» Task directions:
Show each line of the data below that has the string "sender" in it.

» Data to use:

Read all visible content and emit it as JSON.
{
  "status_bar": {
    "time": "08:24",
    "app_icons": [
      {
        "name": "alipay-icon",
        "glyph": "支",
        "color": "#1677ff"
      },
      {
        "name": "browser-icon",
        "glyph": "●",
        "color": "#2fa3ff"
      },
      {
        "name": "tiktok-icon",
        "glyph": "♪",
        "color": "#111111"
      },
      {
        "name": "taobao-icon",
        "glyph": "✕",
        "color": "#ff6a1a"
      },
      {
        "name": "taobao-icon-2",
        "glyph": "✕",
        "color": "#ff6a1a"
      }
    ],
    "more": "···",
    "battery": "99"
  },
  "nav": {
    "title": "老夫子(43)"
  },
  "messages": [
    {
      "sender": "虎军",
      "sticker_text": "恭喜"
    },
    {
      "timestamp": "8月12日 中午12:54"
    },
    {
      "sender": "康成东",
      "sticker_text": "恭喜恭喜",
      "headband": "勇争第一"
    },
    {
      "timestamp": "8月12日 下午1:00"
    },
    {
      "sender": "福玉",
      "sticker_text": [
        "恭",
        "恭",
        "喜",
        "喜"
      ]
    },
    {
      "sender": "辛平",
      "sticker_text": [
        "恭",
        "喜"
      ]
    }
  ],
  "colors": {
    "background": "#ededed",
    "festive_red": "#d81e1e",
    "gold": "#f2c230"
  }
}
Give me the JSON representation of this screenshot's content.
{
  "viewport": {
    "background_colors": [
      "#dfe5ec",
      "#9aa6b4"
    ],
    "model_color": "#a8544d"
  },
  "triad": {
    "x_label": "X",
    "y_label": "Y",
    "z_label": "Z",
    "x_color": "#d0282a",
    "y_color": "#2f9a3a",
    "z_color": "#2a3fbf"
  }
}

» Solution:
      "sender": "虎军",
      "sender": "康成东",
      "sender": "福玉",
      "sender": "辛平",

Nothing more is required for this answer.